== Problem to work on ==
Scan the data beneath this task and copy each line that includes "AFRICAN".

○ ○ ○ ○ ○

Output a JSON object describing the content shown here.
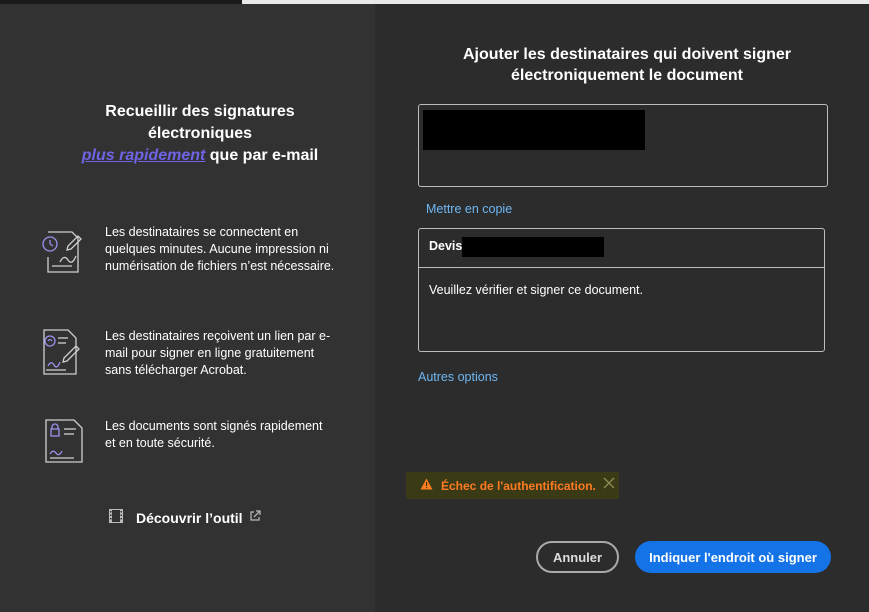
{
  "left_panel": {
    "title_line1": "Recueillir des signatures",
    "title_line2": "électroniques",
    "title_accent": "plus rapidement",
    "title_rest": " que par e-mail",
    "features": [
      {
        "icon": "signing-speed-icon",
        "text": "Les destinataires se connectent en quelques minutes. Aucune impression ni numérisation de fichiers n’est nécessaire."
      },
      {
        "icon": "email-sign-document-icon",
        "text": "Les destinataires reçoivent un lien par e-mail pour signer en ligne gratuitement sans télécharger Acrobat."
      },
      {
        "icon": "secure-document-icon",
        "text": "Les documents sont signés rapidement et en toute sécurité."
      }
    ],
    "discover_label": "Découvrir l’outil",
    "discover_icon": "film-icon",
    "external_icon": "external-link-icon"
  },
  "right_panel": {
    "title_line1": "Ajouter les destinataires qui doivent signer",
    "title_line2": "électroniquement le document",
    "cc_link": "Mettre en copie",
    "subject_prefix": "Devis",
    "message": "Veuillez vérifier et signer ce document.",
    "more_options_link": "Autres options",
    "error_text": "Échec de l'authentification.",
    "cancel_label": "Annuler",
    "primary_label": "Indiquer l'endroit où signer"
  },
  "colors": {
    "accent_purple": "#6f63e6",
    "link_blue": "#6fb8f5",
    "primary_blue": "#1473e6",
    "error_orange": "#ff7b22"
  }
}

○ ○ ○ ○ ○

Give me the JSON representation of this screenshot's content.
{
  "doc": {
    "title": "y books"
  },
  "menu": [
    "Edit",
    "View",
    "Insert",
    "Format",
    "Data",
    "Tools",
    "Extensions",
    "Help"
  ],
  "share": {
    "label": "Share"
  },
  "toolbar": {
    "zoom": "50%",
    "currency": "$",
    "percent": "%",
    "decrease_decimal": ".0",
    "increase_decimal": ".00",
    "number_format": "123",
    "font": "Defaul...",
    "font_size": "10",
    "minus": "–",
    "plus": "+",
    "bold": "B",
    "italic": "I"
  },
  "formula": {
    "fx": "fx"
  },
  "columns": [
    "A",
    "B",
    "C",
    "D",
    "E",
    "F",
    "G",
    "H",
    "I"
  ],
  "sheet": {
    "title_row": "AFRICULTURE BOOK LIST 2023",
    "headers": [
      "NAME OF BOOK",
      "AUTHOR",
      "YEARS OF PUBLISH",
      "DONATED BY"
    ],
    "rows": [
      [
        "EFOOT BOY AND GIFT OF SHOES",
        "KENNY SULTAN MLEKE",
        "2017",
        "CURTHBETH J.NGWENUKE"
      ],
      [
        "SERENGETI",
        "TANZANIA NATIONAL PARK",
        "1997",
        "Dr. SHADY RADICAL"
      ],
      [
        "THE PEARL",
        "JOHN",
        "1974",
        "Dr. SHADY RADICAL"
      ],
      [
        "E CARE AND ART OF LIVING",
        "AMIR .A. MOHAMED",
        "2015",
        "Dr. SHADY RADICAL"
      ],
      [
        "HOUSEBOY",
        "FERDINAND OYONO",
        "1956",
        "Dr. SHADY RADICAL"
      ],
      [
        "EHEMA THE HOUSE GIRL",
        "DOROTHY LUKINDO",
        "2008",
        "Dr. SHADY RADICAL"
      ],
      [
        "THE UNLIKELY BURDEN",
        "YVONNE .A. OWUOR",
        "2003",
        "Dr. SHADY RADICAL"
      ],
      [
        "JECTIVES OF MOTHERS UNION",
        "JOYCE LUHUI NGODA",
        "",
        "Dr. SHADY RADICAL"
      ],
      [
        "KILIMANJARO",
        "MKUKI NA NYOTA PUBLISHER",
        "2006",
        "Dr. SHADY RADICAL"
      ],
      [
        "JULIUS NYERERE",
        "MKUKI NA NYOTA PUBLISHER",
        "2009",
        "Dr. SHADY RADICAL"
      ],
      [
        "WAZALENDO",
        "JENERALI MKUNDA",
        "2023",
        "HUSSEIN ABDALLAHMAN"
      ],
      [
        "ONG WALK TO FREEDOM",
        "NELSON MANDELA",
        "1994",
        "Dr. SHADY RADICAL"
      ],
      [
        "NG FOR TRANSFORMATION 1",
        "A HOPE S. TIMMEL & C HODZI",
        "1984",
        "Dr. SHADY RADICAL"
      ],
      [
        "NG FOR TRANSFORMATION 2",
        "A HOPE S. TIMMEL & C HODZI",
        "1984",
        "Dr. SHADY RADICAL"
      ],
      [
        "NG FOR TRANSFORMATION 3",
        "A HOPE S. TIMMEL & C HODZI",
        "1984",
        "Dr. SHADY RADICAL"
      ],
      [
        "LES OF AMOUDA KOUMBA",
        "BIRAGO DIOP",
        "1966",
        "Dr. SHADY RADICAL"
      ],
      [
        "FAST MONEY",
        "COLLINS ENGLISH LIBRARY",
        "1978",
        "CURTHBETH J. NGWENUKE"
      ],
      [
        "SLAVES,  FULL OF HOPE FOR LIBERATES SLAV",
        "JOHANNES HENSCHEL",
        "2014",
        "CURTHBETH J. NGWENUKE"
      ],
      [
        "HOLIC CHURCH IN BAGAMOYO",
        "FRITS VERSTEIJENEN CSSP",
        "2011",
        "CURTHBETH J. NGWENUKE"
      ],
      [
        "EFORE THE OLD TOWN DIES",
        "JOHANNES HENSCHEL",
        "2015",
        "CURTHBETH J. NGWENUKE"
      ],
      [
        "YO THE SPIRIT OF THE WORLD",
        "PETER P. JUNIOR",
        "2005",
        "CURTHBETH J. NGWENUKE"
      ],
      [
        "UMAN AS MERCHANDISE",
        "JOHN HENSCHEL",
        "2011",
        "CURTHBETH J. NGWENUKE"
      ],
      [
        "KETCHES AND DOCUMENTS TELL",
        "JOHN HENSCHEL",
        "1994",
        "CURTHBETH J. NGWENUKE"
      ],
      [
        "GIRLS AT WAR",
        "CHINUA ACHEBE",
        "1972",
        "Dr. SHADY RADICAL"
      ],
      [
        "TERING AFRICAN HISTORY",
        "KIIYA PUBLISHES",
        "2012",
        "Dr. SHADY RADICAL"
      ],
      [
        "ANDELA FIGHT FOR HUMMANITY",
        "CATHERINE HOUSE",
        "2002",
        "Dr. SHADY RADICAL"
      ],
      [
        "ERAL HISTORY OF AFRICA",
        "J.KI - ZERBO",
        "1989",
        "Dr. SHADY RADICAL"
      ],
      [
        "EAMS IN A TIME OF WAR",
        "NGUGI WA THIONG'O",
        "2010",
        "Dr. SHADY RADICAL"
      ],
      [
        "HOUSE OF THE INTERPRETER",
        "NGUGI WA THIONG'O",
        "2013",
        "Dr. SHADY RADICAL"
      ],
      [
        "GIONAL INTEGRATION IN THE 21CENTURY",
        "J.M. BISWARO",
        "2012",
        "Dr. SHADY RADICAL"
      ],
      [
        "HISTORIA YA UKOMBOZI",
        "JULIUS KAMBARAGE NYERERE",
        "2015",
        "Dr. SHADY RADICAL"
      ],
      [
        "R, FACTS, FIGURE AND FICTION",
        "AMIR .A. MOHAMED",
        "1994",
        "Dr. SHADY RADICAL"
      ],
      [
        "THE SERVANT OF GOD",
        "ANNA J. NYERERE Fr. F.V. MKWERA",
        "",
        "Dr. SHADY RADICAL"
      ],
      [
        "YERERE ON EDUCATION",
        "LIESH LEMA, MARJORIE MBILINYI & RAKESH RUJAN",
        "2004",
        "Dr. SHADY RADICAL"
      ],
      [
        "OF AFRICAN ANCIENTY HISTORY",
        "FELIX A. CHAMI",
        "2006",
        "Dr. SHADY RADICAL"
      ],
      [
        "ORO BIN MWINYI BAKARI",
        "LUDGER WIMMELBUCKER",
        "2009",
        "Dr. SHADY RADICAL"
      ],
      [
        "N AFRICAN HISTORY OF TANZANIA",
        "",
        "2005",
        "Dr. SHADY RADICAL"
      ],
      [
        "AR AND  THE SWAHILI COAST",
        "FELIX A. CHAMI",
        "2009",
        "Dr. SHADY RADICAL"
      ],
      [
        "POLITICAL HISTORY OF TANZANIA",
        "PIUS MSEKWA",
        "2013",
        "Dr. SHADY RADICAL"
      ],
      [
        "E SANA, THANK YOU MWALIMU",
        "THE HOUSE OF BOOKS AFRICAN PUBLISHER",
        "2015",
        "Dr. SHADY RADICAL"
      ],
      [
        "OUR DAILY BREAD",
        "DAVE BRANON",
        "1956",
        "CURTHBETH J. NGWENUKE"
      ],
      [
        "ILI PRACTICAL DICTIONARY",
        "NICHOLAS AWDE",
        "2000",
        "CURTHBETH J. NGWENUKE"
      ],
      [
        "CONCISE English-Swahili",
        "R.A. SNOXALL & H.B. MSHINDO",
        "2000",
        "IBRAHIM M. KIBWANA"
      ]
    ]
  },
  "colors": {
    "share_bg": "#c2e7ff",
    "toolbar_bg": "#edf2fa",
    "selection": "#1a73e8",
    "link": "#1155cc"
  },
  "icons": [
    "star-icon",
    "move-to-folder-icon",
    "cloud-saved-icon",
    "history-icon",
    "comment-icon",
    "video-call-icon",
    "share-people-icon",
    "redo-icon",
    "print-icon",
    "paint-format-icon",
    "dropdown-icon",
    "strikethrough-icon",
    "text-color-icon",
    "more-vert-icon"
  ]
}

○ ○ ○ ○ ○

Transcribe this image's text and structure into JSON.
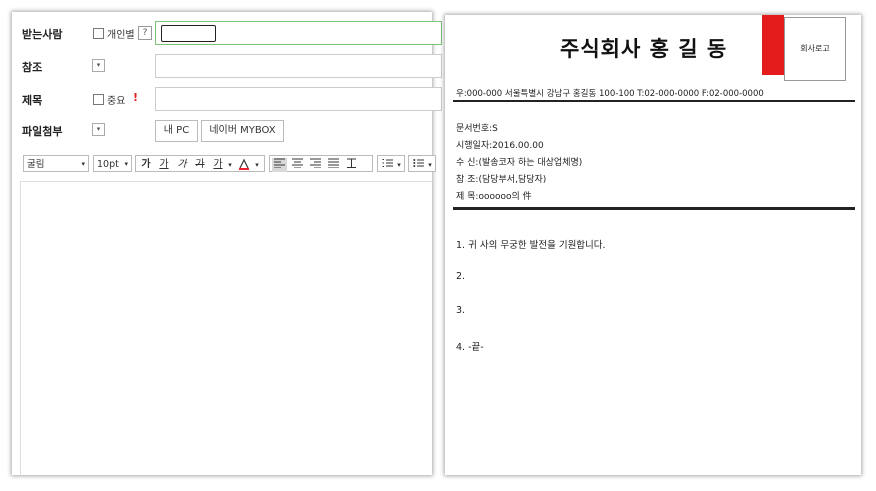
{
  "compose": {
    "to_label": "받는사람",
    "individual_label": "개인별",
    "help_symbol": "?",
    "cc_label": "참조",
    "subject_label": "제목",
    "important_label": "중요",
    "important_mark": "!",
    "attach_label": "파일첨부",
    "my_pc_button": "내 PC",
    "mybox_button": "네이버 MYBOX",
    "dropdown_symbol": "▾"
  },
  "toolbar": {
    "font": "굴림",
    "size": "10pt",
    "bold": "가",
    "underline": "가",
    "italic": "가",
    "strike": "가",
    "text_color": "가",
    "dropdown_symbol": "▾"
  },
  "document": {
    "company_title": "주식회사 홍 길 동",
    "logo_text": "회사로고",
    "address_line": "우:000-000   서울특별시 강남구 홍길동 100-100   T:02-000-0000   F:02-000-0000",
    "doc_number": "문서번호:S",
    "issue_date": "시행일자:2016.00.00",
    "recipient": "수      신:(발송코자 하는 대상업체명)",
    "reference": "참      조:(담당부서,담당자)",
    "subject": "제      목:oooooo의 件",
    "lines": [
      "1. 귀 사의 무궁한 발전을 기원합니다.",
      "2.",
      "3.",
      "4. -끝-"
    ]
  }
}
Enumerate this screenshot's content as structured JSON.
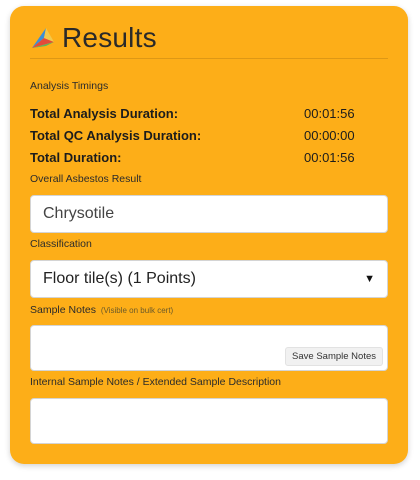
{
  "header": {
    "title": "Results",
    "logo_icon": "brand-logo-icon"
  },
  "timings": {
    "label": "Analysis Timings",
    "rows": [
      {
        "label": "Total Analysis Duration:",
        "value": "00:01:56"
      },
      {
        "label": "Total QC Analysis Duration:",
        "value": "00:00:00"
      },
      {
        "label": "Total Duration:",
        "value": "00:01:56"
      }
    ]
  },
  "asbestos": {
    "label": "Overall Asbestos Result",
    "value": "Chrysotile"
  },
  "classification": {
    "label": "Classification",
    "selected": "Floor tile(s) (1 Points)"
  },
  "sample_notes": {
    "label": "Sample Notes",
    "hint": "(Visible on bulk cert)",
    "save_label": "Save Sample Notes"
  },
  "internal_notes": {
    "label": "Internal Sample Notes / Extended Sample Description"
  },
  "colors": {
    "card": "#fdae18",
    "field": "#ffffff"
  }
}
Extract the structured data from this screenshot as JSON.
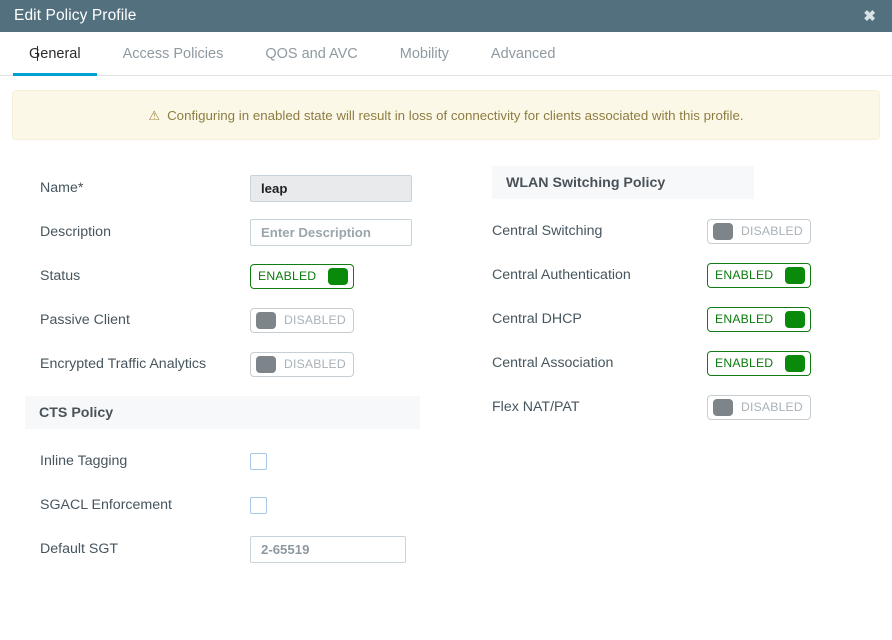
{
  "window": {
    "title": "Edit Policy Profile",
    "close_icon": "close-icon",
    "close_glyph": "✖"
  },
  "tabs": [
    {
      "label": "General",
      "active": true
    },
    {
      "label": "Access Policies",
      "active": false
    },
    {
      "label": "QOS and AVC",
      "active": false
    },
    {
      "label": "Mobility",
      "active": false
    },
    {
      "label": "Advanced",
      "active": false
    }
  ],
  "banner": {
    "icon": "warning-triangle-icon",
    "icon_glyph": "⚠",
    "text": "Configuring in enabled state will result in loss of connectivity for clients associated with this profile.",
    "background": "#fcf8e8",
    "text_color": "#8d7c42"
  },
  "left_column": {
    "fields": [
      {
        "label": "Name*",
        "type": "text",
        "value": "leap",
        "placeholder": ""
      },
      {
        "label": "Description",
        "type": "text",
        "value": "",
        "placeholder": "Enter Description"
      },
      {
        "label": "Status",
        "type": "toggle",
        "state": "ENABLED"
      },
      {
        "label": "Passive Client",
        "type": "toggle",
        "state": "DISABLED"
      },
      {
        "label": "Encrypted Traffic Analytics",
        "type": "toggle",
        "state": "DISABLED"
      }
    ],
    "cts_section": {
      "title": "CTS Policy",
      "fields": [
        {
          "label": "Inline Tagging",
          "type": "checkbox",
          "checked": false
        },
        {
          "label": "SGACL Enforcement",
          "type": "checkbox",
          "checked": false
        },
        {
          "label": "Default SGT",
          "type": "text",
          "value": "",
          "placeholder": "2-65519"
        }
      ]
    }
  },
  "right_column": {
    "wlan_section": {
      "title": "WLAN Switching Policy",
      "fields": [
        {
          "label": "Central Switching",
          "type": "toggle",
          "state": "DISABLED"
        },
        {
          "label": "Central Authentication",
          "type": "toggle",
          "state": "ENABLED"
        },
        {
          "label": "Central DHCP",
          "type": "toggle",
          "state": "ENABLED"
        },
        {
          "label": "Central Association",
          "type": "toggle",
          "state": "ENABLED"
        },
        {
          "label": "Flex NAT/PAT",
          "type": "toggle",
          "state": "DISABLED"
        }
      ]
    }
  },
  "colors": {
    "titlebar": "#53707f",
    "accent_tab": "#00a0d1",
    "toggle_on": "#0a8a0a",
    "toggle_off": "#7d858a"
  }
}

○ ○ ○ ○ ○

== Solved problem ==
        "TERING AFRICAN HISTORY",
        "OF AFRICAN ANCIENTY HISTORY",
        "N AFRICAN HISTORY OF TANZANIA",
        "THE HOUSE OF BOOKS AFRICAN PUBLISHER",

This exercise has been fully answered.